The rut is about to explode and you need to be aggressive to lure in that monster buck in your area.
When the temperature starts to drop and store shelves sit empty of buck lure, it's safe to say that the rut is about to explode.
It seems like second nature to so many hunters to break out the buck lure, a few scent wicks and blow on the grunt tube a few times; yet, rattling seems like something only for television. Regardless of the doe to buck ratio or age of the bucks in your area, rattling at the right time can tip the odds in your favor and help to bring out a weary buck.
It's time to break out the antlers and shake up the woods.
1. Easy does it.
One of the biggest misconceptions when using rattling antlers is to create the biggest heavy-weight fight in the entire county. Hitting the antlers together as hard as possible isn't as important as generating a fight from start to finish, which will spark curiosity throughout the woods.

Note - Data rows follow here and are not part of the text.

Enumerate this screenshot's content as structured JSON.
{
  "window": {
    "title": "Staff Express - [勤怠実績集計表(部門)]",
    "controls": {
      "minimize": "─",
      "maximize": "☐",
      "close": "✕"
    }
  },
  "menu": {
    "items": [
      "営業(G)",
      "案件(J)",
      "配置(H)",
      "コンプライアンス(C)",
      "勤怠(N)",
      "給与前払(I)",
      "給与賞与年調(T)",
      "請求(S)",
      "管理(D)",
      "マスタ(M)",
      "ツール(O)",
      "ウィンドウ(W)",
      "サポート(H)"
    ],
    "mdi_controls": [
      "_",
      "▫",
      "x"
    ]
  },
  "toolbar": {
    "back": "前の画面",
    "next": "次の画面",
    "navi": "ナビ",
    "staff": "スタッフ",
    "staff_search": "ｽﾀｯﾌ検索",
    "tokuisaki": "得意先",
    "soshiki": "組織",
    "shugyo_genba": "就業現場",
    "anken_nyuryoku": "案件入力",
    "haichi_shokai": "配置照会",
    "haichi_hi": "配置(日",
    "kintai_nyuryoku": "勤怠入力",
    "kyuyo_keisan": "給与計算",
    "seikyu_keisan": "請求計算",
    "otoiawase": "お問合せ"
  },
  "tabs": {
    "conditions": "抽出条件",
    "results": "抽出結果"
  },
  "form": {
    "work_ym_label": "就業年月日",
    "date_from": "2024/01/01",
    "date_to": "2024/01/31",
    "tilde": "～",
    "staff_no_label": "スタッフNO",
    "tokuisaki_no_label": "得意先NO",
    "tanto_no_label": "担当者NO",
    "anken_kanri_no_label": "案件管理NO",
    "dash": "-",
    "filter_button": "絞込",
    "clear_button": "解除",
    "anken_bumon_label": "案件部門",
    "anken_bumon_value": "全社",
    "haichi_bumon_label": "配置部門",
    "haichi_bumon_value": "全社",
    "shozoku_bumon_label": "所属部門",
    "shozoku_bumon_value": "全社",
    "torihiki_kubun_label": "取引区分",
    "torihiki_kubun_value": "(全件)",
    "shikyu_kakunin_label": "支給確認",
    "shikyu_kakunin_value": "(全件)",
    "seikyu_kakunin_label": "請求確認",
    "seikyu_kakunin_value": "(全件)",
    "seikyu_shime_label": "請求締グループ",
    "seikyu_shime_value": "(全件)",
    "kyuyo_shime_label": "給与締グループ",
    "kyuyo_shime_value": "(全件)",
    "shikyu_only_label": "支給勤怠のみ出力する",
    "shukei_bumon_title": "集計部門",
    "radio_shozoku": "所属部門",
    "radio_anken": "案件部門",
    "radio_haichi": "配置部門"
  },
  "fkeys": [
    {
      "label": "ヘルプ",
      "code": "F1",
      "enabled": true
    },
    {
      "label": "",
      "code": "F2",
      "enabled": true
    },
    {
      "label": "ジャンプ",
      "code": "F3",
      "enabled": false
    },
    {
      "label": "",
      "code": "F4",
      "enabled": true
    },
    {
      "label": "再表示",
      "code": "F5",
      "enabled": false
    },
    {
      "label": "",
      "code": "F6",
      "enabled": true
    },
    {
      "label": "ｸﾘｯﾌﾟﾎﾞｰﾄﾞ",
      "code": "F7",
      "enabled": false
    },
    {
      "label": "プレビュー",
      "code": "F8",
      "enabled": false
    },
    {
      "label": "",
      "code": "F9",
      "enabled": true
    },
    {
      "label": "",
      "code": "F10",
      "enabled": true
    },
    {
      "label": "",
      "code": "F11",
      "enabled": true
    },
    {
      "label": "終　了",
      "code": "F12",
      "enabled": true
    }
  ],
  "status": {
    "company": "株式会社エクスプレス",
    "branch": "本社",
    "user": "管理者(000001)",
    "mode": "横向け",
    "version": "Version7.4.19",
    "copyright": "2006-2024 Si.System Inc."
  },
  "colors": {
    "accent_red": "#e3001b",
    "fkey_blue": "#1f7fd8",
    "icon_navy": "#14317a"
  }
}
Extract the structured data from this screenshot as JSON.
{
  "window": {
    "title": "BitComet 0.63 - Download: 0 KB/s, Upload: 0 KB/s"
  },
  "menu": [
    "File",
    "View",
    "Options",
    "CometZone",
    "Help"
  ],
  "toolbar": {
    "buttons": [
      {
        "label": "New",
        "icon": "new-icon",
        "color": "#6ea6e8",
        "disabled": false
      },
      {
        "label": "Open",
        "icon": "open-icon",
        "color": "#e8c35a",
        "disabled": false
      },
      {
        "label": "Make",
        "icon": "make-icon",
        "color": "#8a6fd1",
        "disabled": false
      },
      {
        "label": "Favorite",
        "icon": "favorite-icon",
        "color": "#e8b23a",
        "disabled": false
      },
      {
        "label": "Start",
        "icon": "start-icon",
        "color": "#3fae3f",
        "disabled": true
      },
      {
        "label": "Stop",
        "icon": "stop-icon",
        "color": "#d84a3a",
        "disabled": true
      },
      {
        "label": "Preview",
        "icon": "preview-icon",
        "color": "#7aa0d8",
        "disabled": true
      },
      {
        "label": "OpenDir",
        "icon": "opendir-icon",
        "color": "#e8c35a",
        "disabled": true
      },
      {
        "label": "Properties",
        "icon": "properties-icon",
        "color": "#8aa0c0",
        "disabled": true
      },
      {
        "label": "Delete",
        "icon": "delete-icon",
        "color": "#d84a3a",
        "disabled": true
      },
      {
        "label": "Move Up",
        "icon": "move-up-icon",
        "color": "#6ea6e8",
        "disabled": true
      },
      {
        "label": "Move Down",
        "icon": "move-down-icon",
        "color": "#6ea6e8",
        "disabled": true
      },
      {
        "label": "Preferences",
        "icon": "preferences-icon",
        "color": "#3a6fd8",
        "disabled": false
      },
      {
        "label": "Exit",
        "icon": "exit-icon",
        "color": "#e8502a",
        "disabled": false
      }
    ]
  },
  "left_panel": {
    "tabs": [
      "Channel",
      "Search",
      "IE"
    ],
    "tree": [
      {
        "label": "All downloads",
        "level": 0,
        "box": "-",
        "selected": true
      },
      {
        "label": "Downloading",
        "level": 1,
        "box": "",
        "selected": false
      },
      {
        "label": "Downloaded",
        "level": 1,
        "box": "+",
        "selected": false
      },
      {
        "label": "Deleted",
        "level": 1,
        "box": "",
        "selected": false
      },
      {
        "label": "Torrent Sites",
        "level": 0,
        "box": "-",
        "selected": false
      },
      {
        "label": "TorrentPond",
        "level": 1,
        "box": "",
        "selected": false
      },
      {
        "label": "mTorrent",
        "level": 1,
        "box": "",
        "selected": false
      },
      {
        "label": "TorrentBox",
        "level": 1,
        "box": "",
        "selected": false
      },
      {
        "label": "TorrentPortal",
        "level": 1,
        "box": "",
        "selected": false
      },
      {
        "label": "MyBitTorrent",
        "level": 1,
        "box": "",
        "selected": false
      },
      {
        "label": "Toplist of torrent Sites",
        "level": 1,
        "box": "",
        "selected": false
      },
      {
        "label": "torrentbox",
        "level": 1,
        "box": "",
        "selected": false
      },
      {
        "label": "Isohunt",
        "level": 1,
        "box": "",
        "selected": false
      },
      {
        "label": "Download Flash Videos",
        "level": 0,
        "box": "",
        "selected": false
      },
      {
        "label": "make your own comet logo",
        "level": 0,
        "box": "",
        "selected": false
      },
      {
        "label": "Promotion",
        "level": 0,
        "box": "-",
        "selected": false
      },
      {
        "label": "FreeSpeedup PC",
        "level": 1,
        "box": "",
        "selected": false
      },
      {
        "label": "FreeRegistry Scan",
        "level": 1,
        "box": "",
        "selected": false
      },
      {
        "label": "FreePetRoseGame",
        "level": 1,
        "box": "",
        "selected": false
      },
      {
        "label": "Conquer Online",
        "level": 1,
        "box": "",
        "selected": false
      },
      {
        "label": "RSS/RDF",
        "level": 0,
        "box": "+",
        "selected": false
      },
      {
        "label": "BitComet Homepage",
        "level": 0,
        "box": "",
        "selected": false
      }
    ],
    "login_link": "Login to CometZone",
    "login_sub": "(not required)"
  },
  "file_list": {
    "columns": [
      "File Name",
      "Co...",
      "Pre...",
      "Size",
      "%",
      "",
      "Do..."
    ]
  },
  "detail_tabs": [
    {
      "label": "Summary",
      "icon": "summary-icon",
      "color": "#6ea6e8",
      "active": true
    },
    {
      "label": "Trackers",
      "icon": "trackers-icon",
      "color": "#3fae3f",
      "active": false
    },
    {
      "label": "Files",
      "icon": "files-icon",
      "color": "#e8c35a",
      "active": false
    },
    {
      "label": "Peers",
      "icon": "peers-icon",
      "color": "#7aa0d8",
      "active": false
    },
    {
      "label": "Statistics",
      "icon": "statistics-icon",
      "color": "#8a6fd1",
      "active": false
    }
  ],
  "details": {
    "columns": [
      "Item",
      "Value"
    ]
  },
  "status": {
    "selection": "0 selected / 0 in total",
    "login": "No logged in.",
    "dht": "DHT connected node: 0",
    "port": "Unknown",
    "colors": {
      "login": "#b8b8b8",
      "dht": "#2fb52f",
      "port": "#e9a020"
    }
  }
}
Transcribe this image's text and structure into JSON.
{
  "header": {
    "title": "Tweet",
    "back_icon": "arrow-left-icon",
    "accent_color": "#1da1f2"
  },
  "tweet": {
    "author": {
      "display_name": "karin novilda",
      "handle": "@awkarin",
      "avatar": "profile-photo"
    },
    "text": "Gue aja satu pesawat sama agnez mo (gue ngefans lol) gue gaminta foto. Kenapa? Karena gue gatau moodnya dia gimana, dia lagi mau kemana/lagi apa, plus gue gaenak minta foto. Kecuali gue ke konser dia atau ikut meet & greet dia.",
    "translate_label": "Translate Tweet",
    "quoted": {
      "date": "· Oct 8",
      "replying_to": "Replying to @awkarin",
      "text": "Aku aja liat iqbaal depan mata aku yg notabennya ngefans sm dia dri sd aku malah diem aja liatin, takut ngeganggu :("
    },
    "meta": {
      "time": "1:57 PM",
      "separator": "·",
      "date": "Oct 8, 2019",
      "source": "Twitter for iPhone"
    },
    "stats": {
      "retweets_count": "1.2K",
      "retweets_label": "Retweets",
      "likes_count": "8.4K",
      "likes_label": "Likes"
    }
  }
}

Start off by lightly hitting the tips of the two antlers together and then gradually work the rest of the antlers into the sequence. Keep in mind that sounding like a pair of immature bucks might draw in a few smaller bucks first, but don't view this as a bad thing.
The more bucks coming together in one area will eventually help lure out the big guy.
2. Take breaks and start again.
Much like using a grunt tube, being successful at rattling in a big buck is about creating a scene.
Once you've begun your rattling sequence, continue it for 30-45 seconds and take a break for a minute or two. After a couple of minutes has elapsed, start rattling again.
Continuing this sequence 3-5 times will be enough to convince an elusive buck in the area that two young guns are going at it about something. He won't be able to keep himself away.
3. Rake a tree.
Having that trusty set of antlers in your pack can be used for much more than just rattling.
Using both antlers, rake the tree bark that you're sitting next to a couple of times to sound like a buck making a fresh rub. If you're on the ground, get the antlers into a small bush or sapling to create a thrashing sound.
The key with using brush or bark around you is not to create excess movement as interested bucks will pick up on that while they're making their way to your location. The dominant buck in the area won't be able to stand that another buck is making rubs in his zone.
4. Watch your wind.
Bucks listening to the sounds of clashing antlers will be expecting to smell other bucks in the area that they're coming to.
The majority of bucks will want to approach the fight from the downwind direction, so be aware of the wind while rattling. To help fool him even more, now is a great time to use doe-in-heat or buck urine scents to help bring him in close for a shot.
Being as realistic as possible when using rattling antlers is most important. As tempting as it can be to whack two antlers together to sound like a couple of 170-class deer, remember that too much action can spook bucks away, as they can be threatened by two really mature bucks.
Good luck hitting the horns this season and be on the lookout for bucks coming in to watch a fight.